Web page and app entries
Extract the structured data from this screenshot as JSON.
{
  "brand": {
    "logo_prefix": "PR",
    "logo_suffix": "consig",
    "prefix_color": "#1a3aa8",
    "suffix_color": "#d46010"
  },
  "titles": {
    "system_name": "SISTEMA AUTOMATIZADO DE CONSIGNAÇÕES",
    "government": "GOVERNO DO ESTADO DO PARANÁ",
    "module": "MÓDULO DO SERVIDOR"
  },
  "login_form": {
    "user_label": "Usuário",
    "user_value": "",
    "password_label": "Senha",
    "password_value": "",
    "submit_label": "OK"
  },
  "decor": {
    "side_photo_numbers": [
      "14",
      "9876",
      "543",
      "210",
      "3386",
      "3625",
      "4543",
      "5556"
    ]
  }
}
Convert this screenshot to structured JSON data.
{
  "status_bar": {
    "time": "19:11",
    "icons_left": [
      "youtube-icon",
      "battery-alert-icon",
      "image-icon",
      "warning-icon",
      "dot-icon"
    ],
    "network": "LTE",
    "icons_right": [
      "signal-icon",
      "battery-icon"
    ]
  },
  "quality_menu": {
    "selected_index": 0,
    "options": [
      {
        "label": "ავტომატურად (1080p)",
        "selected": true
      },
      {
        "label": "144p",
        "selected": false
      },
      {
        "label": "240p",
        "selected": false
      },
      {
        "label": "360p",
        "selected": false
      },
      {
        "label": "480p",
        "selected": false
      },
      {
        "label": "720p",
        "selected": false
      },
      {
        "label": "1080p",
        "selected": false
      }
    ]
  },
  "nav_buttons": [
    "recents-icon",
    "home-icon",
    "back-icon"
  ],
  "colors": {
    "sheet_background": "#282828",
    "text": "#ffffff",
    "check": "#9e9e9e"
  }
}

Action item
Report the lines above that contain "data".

Answer for this exercise
Extract the structured data from this screenshot as JSON.
Convert this screenshot to structured JSON data.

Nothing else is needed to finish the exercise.